ISSUE 2. As to all five of the entries, did the evidence presented create a sufficient basis upon which to determine that Customs misclassified the merchandise?
Protestant's request for further review may be disposed of summarily. The scope of review is limited to the administrative record. The Protestant does not provide any evidence to support its claim that the reclassification by Customs was improper. The Protestant merely “asserts that such reclassification is improper given previous classification on entries into this port.” While the Protestant implies that Customs has previously classified the same footwear as it was entered in this instance, the Protestant does not substantiate this assertion. Thus, there is no evidence in the record to support the Protestant’s claim that the footwear was improperly reclassified.

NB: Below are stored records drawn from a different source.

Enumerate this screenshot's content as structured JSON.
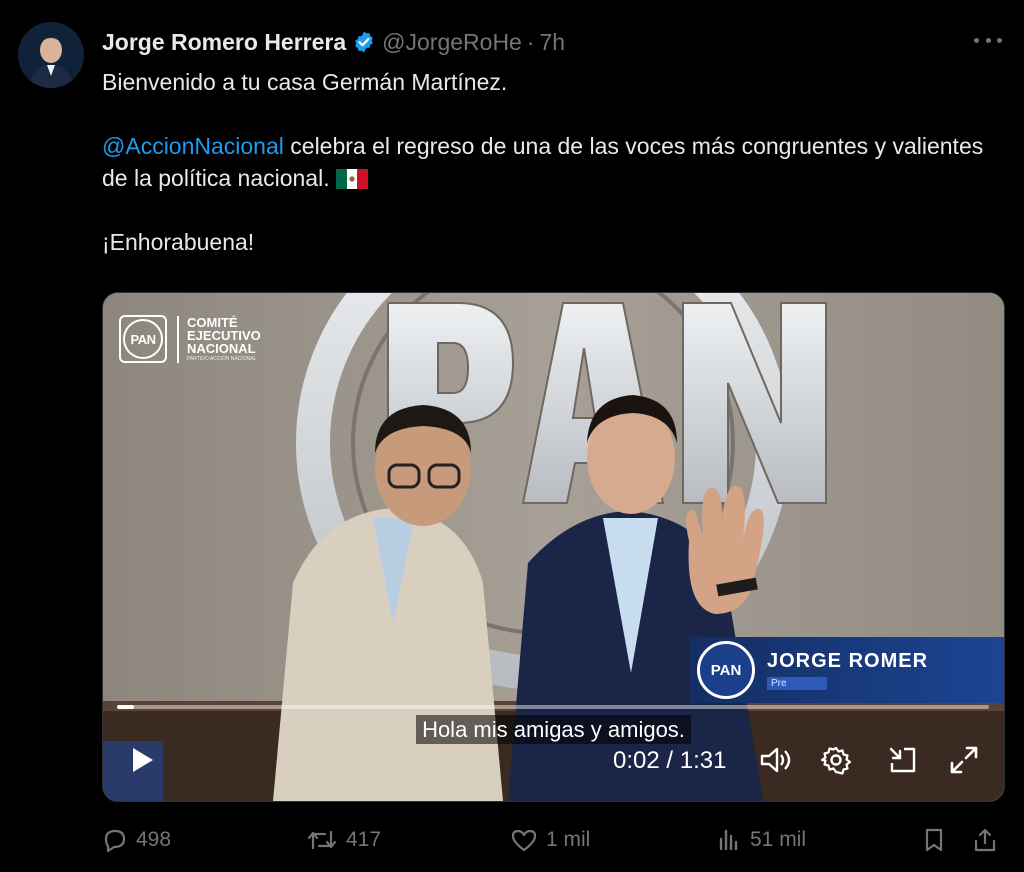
{
  "tweet": {
    "author_name": "Jorge Romero Herrera",
    "handle": "@JorgeRoHe",
    "separator": "·",
    "time": "7h",
    "line1": "Bienvenido a tu casa Germán Martínez.",
    "mention": "@AccionNacional",
    "line2_rest": " celebra el regreso de una de las voces más congruentes y valientes de la política nacional.",
    "line3": "¡Enhorabuena!"
  },
  "video": {
    "logo_text": "PAN",
    "org_line1": "COMITÉ",
    "org_line2": "EJECUTIVO",
    "org_line3": "NACIONAL",
    "org_subline": "PARTIDO ACCIÓN NACIONAL",
    "lower_third_name": "JORGE ROMER",
    "lower_third_title": "Pre",
    "caption": "Hola mis amigas y amigos.",
    "time_display": "0:02 / 1:31",
    "progress": 0.02
  },
  "actions": {
    "replies": "498",
    "reposts": "417",
    "likes": "1 mil",
    "views": "51 mil"
  },
  "icons": [
    "verified-badge-icon",
    "more-icon",
    "mexico-flag-icon",
    "play-icon",
    "volume-icon",
    "settings-icon",
    "pip-icon",
    "fullscreen-icon",
    "reply-icon",
    "repost-icon",
    "like-icon",
    "views-icon",
    "bookmark-icon",
    "share-icon"
  ],
  "colors": {
    "accent": "#1d9bf0",
    "background": "#000000",
    "muted": "#71767b",
    "text": "#e7e9ea"
  }
}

To comply with the mandatory provisions of 19 U. S. C. §1514 (c) (1), a protest of a decision must set forth distinctly and specifically each decision as to which protest is made. See generally, United States v. Parksmith Corp., 62 C.C.P.A. 76, 514 F. 2d 1052, C.A.D. 1149 (1975); American Commerce Co. v. United States, 42 Cust. Ct. 98, 173 F. Supp. 812, C.D. 2072 (1959); United States v. E. H. Bailey & Co., 32 C.C.P.A. 89, C.A.D. 291 (1944). In addition, the Customs regulations require that a protest set forth "[t]he nature of, and justification for the objection set forth distinctly and specifically with respect to each category, payment, claim, decision, or refusal." 19 C.F.R. §174.13 (a) (6). General allegations, without more, are insufficient. While Customs will consider all relevant claims that are supported by competent evidence, it lacks the legal authority to assume facts and arguments that are not presented and, therefore, not in the official record.
Therefore, we find that there is no basis upon which relief can be granted. The protest should be denied in full for failure to comply with the requirements of 19 U.S.C. 1514 (c) (1) and 19 CFR 174.13 (a) (6). See HQ 227411, dated May 29, 1997, and HQ 223267, dated June 20, 1991. See also, Koike Aronson, Inc. v. U.S., 165 F.3d 906 (Fed. Cir., January 5, 1999).
The protest should be denied as to the value issue because the decision by Customs to appraise the merchandise under transaction value of identical or similar merchandise was correct.
The protest as to the classification issue should be denied because the protestant has not complied with the requirements of 19 U.S.C. §1514 (c) (1) and 19 C.F.R. §174.13 (a) (6).
In accordance with Section 3A(11)(b) of Customs Directive 099 3550-065, Revised Protest Directive, dated August 4, 1993, a copy of this decision attached to Customs Form 19, Notice of Action, should be provided by your office to the protestant no later than 60 days from the date of this decision. Since there are no reliquidations involved in this protest, you should be able to accomplish this direction prior to the 60 day period.
Sixty days from the date of this decision the Office of Regulations and Rulings will take steps to make this decision available to Customs personnel, and to the general public on the Customs Home Page on the World Wide Web at www.customs.ustreas.gov, by means of the Freedom of Information Act and other public access channels
John Durant, Director
Commercial Rulings Division